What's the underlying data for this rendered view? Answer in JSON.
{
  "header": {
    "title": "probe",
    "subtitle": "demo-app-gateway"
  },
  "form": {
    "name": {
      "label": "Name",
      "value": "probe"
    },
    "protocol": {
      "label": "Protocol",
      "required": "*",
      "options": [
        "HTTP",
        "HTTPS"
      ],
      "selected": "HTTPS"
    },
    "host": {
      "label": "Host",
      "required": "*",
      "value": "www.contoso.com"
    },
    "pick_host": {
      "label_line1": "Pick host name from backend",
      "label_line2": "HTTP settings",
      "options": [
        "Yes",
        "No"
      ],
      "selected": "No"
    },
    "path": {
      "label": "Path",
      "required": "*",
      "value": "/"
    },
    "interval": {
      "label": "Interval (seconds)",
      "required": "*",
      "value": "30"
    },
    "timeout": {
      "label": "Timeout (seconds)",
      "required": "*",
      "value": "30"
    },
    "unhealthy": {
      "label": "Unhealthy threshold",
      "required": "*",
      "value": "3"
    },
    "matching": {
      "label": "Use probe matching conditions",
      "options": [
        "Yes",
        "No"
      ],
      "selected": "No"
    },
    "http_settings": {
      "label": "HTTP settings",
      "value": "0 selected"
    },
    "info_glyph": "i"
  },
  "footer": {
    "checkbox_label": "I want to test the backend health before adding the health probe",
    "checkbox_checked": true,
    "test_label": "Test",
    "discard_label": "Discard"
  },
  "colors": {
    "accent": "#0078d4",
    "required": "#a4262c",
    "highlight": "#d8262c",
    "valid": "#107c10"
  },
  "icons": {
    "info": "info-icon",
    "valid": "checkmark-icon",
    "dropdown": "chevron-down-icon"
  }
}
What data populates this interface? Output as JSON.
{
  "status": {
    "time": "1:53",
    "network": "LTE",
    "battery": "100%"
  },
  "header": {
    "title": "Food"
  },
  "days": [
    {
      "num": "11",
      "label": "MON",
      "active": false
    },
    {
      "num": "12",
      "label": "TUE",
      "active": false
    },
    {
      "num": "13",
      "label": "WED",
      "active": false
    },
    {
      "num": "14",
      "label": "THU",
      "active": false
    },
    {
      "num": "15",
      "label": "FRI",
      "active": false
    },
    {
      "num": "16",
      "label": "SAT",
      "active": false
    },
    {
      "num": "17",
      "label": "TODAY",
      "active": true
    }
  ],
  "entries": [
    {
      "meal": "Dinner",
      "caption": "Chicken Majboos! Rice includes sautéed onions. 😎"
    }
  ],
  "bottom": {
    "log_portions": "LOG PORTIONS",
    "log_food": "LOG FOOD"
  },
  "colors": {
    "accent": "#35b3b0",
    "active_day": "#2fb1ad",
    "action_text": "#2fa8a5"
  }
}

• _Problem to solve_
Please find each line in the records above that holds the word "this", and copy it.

• _Response to the task_
What's the underlying data for this rendered view? Answer in JSON.
What data populates this interface? Output as JSON.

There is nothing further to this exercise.